◆ What is required
Show each line of the data below in which "plot" occurs.
══════
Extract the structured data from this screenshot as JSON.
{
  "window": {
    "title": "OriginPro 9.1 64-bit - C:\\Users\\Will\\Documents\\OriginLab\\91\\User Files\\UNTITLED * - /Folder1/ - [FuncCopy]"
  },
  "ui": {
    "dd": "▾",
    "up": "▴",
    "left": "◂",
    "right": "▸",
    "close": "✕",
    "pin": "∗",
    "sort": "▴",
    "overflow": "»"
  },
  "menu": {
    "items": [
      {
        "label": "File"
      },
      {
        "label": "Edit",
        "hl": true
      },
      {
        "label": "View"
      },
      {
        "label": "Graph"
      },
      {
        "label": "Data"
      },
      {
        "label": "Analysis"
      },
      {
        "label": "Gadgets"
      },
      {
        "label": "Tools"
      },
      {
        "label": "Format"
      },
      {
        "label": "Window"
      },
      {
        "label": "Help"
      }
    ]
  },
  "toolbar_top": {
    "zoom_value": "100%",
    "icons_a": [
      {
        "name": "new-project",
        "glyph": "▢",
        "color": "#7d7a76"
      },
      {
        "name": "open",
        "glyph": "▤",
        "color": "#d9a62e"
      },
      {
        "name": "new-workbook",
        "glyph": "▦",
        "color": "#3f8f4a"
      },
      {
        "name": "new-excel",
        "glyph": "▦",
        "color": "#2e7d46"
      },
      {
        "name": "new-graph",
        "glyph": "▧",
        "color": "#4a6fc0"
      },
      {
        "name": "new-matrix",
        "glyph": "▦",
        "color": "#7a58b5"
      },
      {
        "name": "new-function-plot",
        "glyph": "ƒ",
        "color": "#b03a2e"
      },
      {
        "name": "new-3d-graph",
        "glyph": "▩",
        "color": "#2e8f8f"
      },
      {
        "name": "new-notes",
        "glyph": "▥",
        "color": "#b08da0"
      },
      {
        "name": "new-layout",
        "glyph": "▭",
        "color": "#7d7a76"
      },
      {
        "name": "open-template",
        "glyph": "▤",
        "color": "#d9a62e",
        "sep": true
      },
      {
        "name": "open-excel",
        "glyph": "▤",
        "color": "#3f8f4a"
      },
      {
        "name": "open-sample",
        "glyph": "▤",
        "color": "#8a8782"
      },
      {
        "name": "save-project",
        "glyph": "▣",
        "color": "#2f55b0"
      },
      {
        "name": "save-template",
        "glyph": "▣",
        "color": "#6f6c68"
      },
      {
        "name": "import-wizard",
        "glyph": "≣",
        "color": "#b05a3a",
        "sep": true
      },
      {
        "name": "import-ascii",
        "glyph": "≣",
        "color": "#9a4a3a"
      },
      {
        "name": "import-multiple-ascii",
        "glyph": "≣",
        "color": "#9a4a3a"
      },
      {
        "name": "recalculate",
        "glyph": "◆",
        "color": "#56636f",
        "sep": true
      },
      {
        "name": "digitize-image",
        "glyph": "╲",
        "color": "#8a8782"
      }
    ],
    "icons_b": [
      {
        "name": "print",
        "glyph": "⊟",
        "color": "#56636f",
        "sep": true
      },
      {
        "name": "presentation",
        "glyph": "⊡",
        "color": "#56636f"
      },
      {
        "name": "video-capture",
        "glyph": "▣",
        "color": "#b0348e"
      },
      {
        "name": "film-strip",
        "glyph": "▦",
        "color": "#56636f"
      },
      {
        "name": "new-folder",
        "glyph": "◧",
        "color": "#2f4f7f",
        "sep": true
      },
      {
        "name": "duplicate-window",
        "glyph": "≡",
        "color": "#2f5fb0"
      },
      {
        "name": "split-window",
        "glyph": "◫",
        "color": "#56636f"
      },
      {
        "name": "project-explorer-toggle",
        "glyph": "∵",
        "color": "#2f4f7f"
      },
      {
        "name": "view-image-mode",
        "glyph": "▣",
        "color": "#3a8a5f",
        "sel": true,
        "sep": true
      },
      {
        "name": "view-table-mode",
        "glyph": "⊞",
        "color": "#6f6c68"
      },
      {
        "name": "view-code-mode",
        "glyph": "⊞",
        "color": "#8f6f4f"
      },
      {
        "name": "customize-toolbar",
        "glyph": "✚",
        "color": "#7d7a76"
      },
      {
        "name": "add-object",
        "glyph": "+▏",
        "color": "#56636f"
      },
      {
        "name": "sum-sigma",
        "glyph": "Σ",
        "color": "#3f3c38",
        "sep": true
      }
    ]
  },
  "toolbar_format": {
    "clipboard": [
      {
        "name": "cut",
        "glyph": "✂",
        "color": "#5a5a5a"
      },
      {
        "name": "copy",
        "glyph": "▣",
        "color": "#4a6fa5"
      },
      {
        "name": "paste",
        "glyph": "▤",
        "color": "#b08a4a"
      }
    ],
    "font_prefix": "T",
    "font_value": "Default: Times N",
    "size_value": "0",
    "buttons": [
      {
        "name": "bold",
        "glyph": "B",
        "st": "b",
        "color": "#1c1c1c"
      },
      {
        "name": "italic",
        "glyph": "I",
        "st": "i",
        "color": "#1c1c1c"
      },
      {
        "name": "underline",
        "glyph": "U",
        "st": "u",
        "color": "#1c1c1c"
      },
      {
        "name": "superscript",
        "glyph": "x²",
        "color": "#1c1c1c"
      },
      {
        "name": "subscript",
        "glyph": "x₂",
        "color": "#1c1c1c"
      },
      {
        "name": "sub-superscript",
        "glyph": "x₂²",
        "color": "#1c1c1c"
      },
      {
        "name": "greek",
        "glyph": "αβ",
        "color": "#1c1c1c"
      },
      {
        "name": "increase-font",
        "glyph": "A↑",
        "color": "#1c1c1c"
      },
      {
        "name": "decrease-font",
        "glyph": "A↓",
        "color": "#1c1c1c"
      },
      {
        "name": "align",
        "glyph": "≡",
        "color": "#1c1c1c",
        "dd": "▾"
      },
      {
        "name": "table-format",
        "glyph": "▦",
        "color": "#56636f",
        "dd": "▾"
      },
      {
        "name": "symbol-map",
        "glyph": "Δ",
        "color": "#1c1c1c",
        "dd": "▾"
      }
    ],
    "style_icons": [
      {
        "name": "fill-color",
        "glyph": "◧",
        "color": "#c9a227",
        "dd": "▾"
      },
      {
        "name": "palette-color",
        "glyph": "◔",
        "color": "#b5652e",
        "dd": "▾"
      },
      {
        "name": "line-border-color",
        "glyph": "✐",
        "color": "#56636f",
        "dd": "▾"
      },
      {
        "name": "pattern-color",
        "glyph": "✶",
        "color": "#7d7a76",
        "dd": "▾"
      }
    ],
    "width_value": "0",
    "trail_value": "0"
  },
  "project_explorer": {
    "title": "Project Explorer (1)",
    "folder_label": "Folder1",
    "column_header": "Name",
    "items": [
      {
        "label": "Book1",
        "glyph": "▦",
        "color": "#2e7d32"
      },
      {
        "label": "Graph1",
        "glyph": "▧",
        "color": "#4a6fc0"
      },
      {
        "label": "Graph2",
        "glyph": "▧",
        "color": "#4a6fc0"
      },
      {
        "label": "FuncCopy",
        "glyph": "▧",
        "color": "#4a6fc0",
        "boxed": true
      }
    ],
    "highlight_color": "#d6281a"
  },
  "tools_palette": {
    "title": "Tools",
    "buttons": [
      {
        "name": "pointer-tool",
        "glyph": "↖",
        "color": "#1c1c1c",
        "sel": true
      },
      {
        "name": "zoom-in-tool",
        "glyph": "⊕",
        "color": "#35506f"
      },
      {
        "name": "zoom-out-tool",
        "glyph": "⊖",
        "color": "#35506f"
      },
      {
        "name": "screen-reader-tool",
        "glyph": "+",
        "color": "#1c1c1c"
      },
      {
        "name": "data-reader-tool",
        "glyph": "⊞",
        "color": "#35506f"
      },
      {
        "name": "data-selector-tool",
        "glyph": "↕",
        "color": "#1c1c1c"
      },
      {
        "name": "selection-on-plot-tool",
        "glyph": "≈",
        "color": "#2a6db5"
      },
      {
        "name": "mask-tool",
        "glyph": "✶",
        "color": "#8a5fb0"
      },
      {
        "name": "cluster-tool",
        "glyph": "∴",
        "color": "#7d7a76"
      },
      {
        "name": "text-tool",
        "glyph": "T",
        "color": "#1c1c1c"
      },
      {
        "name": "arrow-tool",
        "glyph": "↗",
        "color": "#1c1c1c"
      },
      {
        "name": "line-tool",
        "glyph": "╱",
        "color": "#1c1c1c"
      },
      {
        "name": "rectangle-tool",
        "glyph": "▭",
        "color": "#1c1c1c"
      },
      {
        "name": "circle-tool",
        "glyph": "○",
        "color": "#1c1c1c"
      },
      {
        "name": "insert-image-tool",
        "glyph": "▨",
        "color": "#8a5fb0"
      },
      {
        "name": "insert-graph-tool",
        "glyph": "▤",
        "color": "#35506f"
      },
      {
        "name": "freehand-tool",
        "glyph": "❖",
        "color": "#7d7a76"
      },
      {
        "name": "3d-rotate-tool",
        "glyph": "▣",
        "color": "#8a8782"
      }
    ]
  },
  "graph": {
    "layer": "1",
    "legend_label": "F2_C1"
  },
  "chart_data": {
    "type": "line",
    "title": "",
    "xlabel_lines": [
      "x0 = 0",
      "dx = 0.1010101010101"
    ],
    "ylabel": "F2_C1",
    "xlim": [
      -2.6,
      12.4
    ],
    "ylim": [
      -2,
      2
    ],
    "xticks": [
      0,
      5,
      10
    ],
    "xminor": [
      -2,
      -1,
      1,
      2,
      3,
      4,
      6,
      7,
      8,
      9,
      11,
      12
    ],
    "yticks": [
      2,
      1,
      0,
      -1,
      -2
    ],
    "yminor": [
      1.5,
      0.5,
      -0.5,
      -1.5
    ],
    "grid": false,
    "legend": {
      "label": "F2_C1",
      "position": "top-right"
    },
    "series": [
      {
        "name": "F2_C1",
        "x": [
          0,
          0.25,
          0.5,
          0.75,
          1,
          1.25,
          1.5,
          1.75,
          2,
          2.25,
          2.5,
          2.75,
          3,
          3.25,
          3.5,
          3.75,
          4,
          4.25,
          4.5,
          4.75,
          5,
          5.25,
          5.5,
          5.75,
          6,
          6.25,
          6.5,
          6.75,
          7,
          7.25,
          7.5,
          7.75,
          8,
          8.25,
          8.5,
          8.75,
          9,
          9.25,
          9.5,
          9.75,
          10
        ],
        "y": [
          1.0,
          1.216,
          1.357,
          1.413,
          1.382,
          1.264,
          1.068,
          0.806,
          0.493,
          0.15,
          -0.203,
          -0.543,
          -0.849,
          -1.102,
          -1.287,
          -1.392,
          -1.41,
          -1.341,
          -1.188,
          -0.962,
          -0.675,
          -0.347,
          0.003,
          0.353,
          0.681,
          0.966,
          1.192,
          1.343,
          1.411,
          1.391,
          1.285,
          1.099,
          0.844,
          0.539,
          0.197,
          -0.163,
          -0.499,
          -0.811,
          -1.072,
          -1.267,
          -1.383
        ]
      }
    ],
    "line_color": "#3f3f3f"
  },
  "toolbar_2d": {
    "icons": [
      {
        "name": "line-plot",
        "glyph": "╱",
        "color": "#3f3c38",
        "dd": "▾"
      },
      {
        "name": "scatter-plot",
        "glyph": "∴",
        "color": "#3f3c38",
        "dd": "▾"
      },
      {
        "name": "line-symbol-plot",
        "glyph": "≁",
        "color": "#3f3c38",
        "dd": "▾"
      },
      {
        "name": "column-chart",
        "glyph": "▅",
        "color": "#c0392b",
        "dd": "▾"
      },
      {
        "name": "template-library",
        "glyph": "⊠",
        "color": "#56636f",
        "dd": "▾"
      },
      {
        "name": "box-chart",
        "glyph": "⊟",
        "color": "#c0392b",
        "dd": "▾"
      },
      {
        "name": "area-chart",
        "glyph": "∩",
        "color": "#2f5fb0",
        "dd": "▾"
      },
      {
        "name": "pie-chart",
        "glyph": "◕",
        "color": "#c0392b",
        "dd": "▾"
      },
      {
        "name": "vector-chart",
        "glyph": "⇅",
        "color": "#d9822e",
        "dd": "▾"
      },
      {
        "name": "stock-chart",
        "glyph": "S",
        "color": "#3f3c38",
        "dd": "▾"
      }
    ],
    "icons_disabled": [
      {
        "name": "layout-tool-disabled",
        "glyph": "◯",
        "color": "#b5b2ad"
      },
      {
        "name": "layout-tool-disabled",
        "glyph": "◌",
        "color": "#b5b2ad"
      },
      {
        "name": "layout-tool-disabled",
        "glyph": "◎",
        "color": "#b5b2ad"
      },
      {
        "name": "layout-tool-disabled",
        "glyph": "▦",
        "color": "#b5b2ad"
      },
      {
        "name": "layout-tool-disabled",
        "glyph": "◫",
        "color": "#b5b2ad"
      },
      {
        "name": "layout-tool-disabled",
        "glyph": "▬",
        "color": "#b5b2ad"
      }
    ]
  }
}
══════
◆ Exercise output
        "name": "new-function-plot",
        "name": "selection-on-plot-tool",
        "name": "line-plot",
        "name": "scatter-plot",
        "name": "line-symbol-plot",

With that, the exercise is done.